_PROBLEM DESCRIPTION_
Every line in the entries where "论坛介绍" is found should be copied.

Element data from apps and pages:

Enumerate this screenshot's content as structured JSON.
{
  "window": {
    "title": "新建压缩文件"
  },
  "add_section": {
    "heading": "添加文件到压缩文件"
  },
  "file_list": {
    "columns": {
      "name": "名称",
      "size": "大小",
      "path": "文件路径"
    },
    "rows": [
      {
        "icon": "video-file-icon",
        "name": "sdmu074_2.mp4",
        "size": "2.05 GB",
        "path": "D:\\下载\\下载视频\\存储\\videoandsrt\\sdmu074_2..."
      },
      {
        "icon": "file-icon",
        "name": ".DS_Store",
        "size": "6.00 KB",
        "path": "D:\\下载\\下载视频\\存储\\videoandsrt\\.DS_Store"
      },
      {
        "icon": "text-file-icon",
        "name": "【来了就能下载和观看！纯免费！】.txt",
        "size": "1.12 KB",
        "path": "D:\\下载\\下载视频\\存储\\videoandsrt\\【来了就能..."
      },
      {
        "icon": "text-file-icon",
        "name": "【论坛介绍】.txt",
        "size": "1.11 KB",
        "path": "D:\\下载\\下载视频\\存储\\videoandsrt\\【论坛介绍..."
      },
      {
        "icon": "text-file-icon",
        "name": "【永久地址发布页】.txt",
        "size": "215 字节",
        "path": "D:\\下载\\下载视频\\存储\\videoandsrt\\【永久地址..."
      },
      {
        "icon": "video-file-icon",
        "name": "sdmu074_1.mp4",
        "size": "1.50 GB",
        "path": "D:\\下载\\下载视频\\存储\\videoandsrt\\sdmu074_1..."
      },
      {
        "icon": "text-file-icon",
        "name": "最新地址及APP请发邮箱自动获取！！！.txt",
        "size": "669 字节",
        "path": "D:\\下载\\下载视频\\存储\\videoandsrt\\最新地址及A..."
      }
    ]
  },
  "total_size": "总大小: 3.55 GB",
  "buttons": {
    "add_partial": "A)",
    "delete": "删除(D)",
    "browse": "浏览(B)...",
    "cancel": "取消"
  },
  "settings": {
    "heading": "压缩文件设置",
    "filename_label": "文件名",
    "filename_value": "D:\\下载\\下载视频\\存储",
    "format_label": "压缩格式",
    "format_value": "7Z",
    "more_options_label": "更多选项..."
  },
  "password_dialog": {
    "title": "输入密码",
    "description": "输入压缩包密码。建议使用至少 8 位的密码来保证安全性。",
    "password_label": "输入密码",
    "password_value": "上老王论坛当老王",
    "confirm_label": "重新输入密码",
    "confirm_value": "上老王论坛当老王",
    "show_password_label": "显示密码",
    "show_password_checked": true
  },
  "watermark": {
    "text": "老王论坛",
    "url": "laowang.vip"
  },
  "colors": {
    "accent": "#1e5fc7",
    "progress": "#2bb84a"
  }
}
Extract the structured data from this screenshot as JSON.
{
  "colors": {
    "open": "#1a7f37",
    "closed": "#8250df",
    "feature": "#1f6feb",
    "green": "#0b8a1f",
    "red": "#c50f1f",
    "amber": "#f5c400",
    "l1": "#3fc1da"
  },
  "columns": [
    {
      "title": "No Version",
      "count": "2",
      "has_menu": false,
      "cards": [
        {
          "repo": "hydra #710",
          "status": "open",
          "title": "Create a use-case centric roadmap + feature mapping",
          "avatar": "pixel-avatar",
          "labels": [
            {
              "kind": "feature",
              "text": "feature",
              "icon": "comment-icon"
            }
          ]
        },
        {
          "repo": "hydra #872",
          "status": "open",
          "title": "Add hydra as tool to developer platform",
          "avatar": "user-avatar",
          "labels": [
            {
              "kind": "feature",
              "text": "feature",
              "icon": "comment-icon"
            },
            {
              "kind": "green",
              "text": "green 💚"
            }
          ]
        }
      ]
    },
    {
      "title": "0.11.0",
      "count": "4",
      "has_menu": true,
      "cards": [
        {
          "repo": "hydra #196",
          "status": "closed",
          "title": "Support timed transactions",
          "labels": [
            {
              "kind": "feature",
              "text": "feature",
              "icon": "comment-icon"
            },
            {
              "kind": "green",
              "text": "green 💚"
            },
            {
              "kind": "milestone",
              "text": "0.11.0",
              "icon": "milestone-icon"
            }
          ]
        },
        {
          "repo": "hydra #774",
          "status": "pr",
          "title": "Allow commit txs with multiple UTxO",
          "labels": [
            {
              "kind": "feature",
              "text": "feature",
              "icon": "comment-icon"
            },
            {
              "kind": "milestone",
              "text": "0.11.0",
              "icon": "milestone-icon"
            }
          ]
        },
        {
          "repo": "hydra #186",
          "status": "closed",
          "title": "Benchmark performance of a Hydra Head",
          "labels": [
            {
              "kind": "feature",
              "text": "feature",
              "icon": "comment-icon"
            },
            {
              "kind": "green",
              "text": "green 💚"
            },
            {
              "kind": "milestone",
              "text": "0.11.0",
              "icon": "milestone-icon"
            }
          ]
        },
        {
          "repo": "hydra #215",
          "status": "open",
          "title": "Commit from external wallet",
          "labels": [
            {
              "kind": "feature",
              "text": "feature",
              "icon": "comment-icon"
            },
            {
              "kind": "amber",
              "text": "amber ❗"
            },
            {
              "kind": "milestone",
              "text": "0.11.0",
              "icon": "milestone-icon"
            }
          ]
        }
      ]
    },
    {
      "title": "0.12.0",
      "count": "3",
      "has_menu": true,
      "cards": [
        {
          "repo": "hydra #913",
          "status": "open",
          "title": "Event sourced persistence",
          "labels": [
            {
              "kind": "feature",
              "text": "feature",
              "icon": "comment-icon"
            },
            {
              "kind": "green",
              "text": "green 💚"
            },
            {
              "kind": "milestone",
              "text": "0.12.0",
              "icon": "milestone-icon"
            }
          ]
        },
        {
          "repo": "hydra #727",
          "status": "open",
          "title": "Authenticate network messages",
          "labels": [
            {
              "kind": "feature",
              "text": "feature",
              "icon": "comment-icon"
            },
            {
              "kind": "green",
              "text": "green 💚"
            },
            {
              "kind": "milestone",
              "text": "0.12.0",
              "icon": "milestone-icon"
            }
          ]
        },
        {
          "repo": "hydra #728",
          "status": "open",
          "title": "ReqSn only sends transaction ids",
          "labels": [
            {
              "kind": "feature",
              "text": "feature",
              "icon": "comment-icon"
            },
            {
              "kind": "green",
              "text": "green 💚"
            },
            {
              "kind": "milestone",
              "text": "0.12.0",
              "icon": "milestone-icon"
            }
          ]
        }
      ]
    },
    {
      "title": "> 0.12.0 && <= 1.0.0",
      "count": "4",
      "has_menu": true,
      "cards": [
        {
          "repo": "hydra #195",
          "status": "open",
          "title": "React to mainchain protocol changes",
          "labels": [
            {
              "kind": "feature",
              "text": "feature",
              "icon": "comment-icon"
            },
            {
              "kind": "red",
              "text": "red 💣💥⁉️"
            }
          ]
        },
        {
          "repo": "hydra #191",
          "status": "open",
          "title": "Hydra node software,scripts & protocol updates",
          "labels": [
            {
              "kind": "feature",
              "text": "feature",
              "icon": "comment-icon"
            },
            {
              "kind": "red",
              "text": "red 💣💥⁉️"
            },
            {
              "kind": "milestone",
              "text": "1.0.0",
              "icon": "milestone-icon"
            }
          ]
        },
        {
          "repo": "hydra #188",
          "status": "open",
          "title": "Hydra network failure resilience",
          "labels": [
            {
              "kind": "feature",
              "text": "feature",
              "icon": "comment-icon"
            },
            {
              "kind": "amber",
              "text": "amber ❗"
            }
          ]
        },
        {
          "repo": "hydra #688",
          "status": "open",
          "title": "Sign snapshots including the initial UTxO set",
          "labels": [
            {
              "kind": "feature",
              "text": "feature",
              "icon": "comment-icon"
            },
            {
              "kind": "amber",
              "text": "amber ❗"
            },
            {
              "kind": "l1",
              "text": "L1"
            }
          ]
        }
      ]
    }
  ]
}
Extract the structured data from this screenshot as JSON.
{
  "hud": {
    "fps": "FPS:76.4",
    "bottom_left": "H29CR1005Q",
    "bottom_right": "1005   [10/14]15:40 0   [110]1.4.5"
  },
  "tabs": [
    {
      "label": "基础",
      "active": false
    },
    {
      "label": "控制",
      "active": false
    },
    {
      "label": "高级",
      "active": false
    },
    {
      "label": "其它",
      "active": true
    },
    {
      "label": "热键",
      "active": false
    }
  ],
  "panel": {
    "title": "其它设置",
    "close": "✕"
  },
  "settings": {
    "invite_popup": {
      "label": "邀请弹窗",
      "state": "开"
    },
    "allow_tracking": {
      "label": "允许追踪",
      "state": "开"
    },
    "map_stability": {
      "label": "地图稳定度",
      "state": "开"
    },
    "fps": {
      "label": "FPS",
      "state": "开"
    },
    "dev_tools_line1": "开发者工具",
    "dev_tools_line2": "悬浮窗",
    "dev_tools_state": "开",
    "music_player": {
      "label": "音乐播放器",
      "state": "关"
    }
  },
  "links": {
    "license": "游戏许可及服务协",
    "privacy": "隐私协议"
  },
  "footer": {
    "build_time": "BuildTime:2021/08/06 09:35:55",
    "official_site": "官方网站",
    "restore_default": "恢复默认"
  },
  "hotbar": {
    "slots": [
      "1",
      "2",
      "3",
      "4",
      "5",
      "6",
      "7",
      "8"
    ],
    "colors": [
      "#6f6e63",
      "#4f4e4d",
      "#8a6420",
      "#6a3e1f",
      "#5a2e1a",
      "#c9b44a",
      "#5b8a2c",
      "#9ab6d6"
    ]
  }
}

_ANSWER AREA_
        "name": "【论坛介绍】.txt",
        "path": "D:\\下载\\下载视频\\存储\\videoandsrt\\【论坛介绍..."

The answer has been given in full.